      Another dumb question from yours truly:

      Whenever I get dealt a hand such as 4,5s or 8,9s etc, I am very tempted to play it and often have to sit on my hands, as a short-stacker, to stop myself.

      However, am I right in thinking that there is actually no difference between a hand like 6,7h and 4,7h? - even though I am hardly ever tempted to play hands like 4,7suited.

      What I mean is that if your hole cards are in sequence (3,4s or 4,5s or 5,6s etc.) they seem better than if they are separated (4,7s or 5,9s). But in reality, they are all as likely to be good as each other - you still need the right flop to hit. It's just as likely that the flop will be 6,7,8 as it is to be 8,9,T and yet somehow 6,7s seems like a much more playable hand than 5,9s. Anyone else feel the same? Am I even correct, mathematically, about this?

      Cheers,
      What you have to remember is how stack-sizes and the nature of your opponents affect PF hand strengths.

      eg. You hold 67s with 20BB's and it's folded to you on the button. The BB is a loose player who defends his blind too often and doesn't like to fold to cbets. In this situation your hand is an obvious muck as you don't have enough FE. Your opponent is all too often going to continue past the flop and your 76s is a solid underdog (3:2) vesus the "top 70%" of hands. 76s is utter trash here. 74s has typically 3or 4% less equity than 76s versus 'top 70%".

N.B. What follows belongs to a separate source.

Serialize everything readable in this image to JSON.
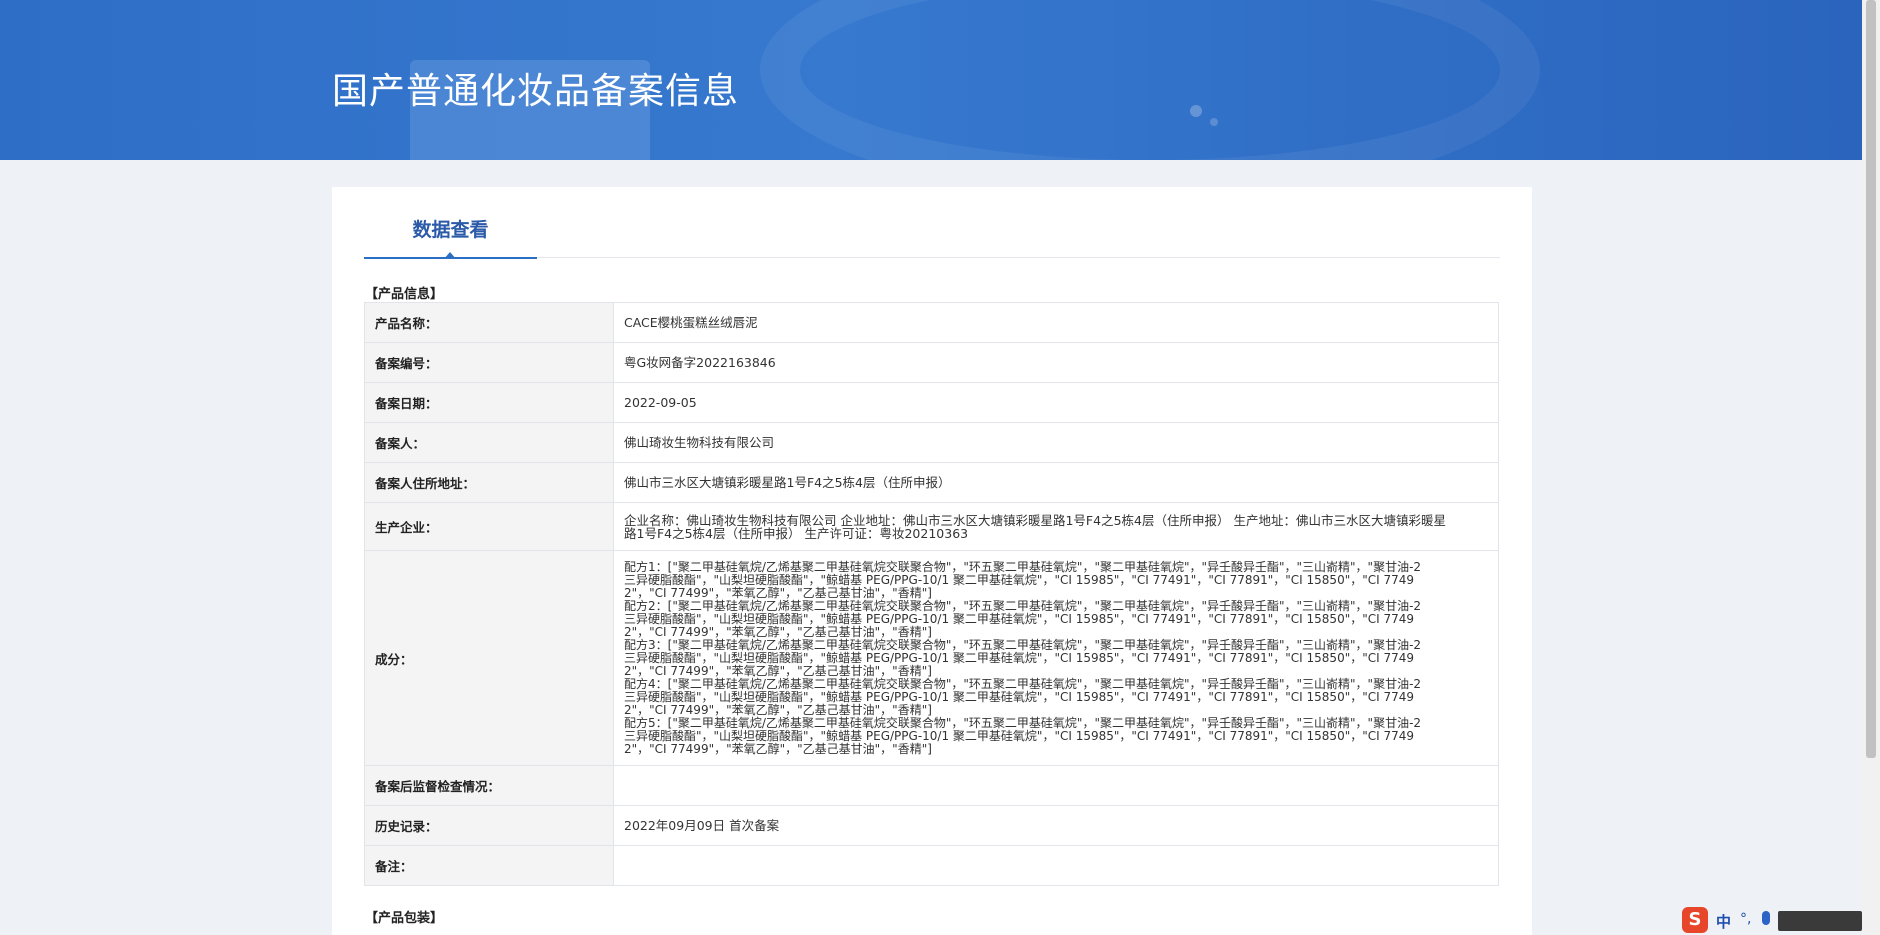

      You hold 67s with 100BB's (effective-stack) and it's folded to you on the button. You usually have an auto-raise since when you flop big you can get paid. You also have the possibility of creating a significant amount of FE with your 100BB's.
    • Tim64
      Tim64
      Black
      Joined: 02.11.2008 Posts: 7,401
      Thanks to everyone for their responses. It was mainly the mathematical issue I was interested in; i.e. whether there was a qualitative difference between 6,7s and 5,7s.

      The difference was admirably explained by Frakkk.

      I'm not going to play these sorts of hands in SSS anyway; just wanted to understand if there was a solid basis for preferring connectors over gappers.

      Cheers all,
      Tim
    • Jaissica
      Jaissica
      Bronze
      Joined: 10.02.2009 Posts: 1,385
      You also need to consider that connectors can flop more nut straights. EG,

      Connected 78 -

      456
      569
      69t

      All give you the nut straight.

      Single gap 68 -

      457
      579

      Give you a nut straight - into a 79t flop you are losing to 8-J.

      Double gap 58 -

      467

      is the only nut straight you have. 679 you are losing to 8t.

      While triple gap 48 you cannot hit the nuts on the flop. 567 gives 89 the over straight to yours, and in such a situation you are certain to go broke.